The idea of Jerusalem, as explained in the Scriptures, has an inescapably visual dimension. “What we had heard we saw for ourselves in the city of our God, in the city of Yahweh Sabaoth”, the Old Testament affirms (Psalm 48 :8).
It is thus appropriate to present the exhibition New Jerusalem, born in the context of the international conference Florence and the Idea of Jerusalem, in two churches and in a monastic setting: in the thousand-year old basilica of San Miniato al Monte; in Orsanmichele, a jewel of the Florentine Trecento; and here at the Mount Tabor Ecumenical Centre for Art and Spirituality in Barga,Italy.
Articulated in three sections, the exhibition explores interrelated aspects of the New Jerusalem theme: at San Miniato, The Temple on the Mount; at Orsanmichele The Holy City; at Barga, The Mystical Garden
The Mystical Garden, is mounted in the lemon-house of Villa Via Sacra. This monastic garden on the walls of a city, Barga, which, like Florence, is dominated by a church on an ‘acropolis’ – the medieval Duomo of St. Christopher –, synthesizes the meaning of the entire exhibition. Filippo Rossi’s great tree, and Susan Kanaga’s profusion of flowers, evoke other biblical gardens as well: in primis that “in Eden, which is in the east”—the garden of the tree of life but also of the tree of the knowledge of good and evil (Gn 2:8-9), in which man and woman sinned for the first time. The exhibition also evokes the love garden of the Song of Songs, where the Bride, tells the Bridegroom: “I am the rose of Sharon, the lily of the valleys” and then describes him as “an apple tree among the trees of the wood” whose “fruit is sweet to my taste” (SS 1:16-2,3). In the book of Revelation the Bride is the community of believers, the Bridegroom Christ, and an immense throng, with a voice like the sound of the ocean, cries out that “This is the time for the marriage of the Lamb. His bride is ready (Rev 19:6-7). The apostle John sees “the new Jerusalem coming down out of heaven from God, prepared as a bride dressed for her husband (Rev 21, 2

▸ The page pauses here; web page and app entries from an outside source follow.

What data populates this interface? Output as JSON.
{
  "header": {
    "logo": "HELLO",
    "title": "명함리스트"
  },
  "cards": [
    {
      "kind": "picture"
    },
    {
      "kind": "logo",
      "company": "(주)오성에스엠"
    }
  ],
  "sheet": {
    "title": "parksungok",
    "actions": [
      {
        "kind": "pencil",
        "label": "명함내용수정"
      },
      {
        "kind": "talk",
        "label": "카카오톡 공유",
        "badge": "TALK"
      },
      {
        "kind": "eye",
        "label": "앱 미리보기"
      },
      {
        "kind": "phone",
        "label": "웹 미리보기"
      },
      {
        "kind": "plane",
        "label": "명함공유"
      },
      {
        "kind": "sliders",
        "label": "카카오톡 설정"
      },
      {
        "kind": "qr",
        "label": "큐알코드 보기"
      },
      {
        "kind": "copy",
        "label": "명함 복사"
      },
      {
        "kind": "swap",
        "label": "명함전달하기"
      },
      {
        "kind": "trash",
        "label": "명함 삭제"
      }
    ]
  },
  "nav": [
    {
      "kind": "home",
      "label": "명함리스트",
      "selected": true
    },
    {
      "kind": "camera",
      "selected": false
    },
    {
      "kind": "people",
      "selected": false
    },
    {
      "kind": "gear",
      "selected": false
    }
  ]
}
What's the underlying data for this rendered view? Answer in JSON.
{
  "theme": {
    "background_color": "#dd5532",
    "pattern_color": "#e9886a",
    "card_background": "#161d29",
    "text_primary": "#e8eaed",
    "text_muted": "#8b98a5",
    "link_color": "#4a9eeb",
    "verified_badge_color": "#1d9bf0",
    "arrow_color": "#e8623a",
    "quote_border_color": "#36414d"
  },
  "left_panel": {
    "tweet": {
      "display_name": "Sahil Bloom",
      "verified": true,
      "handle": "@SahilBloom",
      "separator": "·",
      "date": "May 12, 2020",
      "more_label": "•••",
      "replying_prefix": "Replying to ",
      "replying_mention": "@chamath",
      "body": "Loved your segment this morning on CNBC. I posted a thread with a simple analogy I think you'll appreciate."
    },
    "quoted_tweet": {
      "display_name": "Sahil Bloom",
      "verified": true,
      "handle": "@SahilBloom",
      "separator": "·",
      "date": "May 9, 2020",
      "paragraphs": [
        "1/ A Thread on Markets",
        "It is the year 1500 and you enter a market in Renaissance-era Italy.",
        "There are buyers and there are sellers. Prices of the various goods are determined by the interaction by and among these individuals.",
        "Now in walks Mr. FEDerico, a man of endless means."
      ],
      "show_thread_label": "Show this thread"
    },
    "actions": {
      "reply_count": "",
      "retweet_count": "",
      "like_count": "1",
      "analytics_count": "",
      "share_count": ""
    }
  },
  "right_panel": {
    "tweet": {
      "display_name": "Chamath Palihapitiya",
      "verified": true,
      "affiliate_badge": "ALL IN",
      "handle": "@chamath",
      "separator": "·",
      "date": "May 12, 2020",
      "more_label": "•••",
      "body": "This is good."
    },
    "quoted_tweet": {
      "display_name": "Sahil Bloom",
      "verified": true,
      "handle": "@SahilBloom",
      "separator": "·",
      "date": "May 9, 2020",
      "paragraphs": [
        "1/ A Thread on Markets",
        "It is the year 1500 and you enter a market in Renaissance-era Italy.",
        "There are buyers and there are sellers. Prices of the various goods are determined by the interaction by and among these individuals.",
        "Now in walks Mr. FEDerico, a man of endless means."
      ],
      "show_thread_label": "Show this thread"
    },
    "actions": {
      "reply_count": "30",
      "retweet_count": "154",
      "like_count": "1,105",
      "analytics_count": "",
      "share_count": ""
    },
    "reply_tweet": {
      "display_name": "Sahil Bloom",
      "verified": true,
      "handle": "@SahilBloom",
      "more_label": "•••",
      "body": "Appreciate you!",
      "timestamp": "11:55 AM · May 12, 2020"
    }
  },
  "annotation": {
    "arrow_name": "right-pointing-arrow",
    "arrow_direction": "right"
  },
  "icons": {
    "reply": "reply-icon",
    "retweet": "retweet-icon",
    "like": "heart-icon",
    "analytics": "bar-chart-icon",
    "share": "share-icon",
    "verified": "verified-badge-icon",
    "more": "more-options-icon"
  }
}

The garden is thus the mystical heart of the holy city, the place in which interpersonal relationships, wounded by sin, are healed, and the hatred that shaped Babylon, the “haunt of devils” (Rev 18: 2), yields before the love of the Lamb who is the temple and the light of a new city, the heavenly Jerusalem.
Working in the abstract style which distinguishes them, and which has powerful symbolic impact, Susan Kanaga and Filippo Rossi exalt in particular gold and color, taking inspiration from the description of the heavenly Jerusalem in the book of Revelation, according to which “the wall was built of diamond, and the city of pure gold, like clear glass”, and “the foundations of the city wall were faced with all kinds of precious stone”: diamond, lapis lazuli, turquoise, crystal, agate, ruby, quartz, malachite, topaz, emerald, sapphire and amethyst (Rev 21: 18-20). This detail – city walls encrusted with precious stones – is in fact typical of early Christian mosaics, and survives ideally in medieval mural paintings in churches and stained glass windows that open walls to the light representing Christ, Lux mundi. With fine biblical sensitivity, that is, these 21st-century artists reactivate the symbolic aesthetic of the great Christian tradition, inviting viewers to rediscover the potential of matter to transmit a spiritual message.